Pykka is a concurrency abstraction which let you use concurrent actors like regular objects.
Pykka let you call methods on an actor like you would on a regular object, but it runs the code in the actor's own thread. Similarily, when you access the actor's fields, they are read in the actor's thread, serialized and copied to the reading thread.
Both method calling and attribute reads returns futures which ensures that the calling thread does not block before the value from the object's thread is actually used.
The goal of Pykka is to provide a convenient to use concurrency abstractions for Python.

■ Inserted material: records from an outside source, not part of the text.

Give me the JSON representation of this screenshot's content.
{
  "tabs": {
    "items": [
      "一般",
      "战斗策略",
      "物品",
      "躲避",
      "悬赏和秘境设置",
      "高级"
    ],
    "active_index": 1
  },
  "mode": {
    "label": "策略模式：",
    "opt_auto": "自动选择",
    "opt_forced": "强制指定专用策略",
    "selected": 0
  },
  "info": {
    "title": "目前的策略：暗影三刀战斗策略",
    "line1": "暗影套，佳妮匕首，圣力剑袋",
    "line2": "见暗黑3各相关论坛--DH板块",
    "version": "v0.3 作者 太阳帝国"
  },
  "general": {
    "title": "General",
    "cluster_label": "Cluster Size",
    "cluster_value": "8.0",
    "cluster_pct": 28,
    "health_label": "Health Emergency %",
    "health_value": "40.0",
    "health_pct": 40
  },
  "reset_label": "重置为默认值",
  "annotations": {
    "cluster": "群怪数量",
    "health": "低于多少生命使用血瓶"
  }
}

If you need raw performance, look somewhere else.
What can it do?
Given the following code:
from pykka import Actor class Adder(Actor): def add_one(self, i): print '%s: %d' % (self.name, i) return i + 1 class Counter(Actor): def __init__(self, adder): self.adder = adder def count_to(self, target): i = 0 while i < target: print '%s: %d' % (self.name, i) i = self.adder.add_one(i + 1).get() if __name__ == '__main__': adder = Adder.start() counter = Counter.start(adder) counter.count_to(10).wait() counter.stop() adder.stop()
We get the following output:
$ PYTHONPATH=. python examples/counter.py Thread-2: 0 Thread-1: 1 Thread-2: 2 Thread-1: 3 Thread-2: 4 Thread-1: 5 Thread-2: 6 Thread-1: 7 Thread-2: 8 Thread-1: 9
examples/ dir for more runnable examples.
Pykka is licensed under the Apache License, Version 2.0. See
the full license text.
Python 2.6 or 2.7
To install Pykka you can use pip:
pip install pykka
To upgrade your Pykka installation to the latest released version:
pip install --upgrade pykka
To install the latest development snapshot:
pip install pykka==dev